    ABSTRACT: Attention-Deficit/Hyperactivity Disorder (ADHD) is a common neurodevelopmental disorder starting in childhood that may persist into adulthood. It can be managed through carefully monitored medication and nonpharmacological interventions. Access to care for children at risk of ADHD varies both within and between countries. A systematic literature review was conducted to investigate the research evidence related to factors which influence children accessing services for ADHD. Studies investigating access to care for children at risk of ADHD were identified through electronic searches of the international peer-reviewed and grey literature. Databases were searched from inception till 30th April 2012. This identified 23,156 articles which were subjected to three levels of screening (title, abstract and full text) by a minimum of two independent reviewers. Due to the heterogeneity in the study designs, a narrative approach was used to present the findings. Twenty-seven papers met the inclusion criteria; these were grouped into four main themes, with some papers being included in more than one.
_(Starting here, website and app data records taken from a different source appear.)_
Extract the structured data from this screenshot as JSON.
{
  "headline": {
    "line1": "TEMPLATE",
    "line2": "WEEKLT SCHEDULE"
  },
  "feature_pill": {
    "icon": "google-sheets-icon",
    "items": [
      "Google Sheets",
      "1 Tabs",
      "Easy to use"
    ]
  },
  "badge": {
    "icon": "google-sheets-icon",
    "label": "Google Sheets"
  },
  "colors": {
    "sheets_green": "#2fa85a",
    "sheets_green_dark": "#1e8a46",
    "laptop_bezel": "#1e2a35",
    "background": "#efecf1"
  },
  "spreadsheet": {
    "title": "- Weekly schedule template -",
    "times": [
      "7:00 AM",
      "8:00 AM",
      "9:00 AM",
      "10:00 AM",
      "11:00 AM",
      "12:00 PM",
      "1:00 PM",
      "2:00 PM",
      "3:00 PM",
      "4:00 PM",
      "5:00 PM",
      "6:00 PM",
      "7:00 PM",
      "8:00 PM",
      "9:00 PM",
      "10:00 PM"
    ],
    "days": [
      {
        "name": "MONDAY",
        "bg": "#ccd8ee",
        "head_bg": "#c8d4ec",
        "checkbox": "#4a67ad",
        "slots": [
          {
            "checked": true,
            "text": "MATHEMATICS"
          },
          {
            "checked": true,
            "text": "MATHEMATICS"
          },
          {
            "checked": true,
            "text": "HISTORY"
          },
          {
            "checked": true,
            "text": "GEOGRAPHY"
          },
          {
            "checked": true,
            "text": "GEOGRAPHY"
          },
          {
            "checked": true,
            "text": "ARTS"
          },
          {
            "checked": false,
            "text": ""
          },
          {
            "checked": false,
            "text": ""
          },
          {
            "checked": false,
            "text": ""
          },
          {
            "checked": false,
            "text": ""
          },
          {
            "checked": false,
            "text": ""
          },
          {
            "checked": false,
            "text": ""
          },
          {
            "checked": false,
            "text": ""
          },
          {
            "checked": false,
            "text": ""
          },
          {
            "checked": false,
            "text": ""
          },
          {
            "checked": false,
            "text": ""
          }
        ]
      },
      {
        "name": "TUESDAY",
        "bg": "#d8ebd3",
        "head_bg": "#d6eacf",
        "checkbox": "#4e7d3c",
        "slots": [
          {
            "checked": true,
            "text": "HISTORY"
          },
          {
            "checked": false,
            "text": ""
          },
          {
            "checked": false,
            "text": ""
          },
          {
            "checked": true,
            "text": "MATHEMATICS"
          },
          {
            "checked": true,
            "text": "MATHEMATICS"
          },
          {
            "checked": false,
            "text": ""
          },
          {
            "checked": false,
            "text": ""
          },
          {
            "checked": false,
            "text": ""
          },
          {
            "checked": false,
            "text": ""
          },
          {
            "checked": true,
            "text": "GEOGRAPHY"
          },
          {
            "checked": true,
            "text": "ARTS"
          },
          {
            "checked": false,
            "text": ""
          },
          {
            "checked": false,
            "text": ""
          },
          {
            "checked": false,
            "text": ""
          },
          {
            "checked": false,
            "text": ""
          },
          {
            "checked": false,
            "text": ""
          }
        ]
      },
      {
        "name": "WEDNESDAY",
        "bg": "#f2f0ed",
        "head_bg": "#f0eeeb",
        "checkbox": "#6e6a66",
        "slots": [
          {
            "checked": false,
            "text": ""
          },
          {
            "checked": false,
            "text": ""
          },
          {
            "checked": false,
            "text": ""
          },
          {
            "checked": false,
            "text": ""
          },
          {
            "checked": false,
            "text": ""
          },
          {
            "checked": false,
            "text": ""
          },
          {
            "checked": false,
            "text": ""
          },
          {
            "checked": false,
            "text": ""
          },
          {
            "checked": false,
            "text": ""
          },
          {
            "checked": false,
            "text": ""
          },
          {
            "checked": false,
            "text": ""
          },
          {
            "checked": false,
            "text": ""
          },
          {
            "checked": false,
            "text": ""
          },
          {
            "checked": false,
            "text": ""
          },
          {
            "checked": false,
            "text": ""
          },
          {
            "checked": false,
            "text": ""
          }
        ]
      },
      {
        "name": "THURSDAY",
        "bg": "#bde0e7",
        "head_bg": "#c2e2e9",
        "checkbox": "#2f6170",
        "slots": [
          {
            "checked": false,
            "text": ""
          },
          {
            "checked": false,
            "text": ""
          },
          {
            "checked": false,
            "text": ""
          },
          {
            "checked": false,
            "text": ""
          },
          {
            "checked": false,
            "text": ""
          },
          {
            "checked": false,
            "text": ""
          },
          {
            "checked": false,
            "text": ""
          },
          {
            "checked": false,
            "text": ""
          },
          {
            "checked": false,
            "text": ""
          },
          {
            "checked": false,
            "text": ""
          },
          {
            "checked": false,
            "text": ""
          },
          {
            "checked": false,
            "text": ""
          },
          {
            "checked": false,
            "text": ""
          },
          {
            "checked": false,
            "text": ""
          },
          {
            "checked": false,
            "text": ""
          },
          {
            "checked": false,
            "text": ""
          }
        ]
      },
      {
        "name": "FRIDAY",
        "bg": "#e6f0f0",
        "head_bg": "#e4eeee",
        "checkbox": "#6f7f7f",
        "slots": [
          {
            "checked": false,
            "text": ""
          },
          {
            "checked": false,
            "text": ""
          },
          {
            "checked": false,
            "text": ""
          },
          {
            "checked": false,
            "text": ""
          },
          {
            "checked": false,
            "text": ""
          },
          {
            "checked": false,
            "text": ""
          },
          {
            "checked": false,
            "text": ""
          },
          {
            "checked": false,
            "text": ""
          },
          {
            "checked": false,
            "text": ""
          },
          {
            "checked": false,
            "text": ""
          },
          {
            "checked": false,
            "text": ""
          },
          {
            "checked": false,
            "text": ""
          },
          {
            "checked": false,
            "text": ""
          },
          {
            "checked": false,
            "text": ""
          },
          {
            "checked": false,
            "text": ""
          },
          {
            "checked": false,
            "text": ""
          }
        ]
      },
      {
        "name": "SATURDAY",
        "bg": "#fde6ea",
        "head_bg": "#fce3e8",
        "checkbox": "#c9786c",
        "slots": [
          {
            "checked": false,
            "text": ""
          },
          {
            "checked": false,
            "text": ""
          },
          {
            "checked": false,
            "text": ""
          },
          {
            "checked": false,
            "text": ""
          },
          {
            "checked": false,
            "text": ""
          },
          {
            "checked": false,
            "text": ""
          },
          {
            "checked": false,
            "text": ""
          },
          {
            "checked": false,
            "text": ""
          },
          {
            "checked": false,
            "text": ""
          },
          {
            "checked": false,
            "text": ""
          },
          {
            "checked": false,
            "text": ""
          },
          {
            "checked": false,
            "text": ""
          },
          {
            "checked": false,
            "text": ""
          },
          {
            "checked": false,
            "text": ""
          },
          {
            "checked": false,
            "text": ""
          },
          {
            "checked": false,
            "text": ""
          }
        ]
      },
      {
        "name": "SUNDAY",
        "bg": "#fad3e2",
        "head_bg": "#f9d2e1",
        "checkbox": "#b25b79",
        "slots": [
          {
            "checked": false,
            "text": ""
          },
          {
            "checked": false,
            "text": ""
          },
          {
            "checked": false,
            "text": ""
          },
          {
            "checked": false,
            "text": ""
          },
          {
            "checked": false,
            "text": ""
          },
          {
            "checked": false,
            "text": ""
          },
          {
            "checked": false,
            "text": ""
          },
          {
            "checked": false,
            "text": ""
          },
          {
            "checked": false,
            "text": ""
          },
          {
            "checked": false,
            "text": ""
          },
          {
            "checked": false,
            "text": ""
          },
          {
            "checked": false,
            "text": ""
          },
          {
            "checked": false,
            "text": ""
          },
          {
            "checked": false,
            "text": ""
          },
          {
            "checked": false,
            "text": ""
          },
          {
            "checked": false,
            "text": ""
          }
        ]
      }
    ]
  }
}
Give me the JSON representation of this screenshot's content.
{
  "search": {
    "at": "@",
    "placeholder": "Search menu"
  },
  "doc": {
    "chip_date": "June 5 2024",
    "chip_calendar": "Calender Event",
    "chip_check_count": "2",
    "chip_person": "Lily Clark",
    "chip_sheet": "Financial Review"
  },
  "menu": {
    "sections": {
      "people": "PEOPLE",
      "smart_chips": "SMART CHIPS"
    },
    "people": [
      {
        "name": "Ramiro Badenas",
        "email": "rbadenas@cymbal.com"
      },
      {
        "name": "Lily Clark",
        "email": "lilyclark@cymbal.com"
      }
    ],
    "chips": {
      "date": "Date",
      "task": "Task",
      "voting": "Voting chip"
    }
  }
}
These were wider determinants (10 papers); identification of need (9 papers); entry and continuity of care (13 papers) and interventions to improve access (4 papers). Barriers and facilitators to access were found to operate at the individual, organisational and societal level. Limited evidence of effective interventions to improve access was identified. This review explored the multilayered obstacles in the pathway to care for children at risk of ADHD and the lack of evidence-based interventions designed to address these issues, thereby indicating areas for service development and further evaluative research. © 2015 Association for Child and Adolescent Mental Health.
    Journal of Child Psychology and Psychiatry 02/2015; 56(6). DOI:10.1111/jcpp.12398 · 5.67 Impact Factor
  • Journal of Adolescent Health 07/2011; 49(1):1-2. DOI:10.1016/j.jadohealth.2011.05.003 · 2.75 Impact Factor
  • Source
    [Show abstract] [Hide abstract]
    ABSTRACT: High cardiorespiratory fitness (CRF) is an important protective factor reducing the risk of cardiac-related disability and mortality. Recent research suggests that high CRF also has protective effects on the brain's macrostructure and functional response. However, little is known about the potential relationship between CRF and the brain's white matter (WM) microstructure. This study explored the relationship between a comprehensive measure of CRF (VO(2) peak, total time on treadmill, and 1-minute heart rate recovery) and multiple diffusion tensor imaging measures of WM integrity. Participants were 26 healthy community dwelling seniors between the ages of 60 and 69 (mean=64.79 years, SD=2.8). Results indicated a positive correlation between comprehensive CRF and fractional anisotropy (FA) in a large portion of the corpus callosum. Both VO(2) peak and total time on treadmill contributed significantly to explaining the variance in mean FA in this region. The CRF-FA relationship observed in the corpus callosum was primarily characterized by a negative correlation between CRF and radial diffusivity in the absence of CRF correlations with either axial diffusivity or mean diffusivity. Tractography results demonstrated that portions of the corpus callosum associated with CRF primarily involved those interconnecting frontal regions associated with high-level motor planning. These results suggest that high CRF may attenuate age-related myelin declines in portions of the corpus callosum that interconnect homologous premotor cortex regions involved in motor planning.
    NeuroImage 08/2011; 59(2):1514-23. DOI:10.1016/j.neuroimage.2011.08.032 · 6.36 Impact Factor
Show more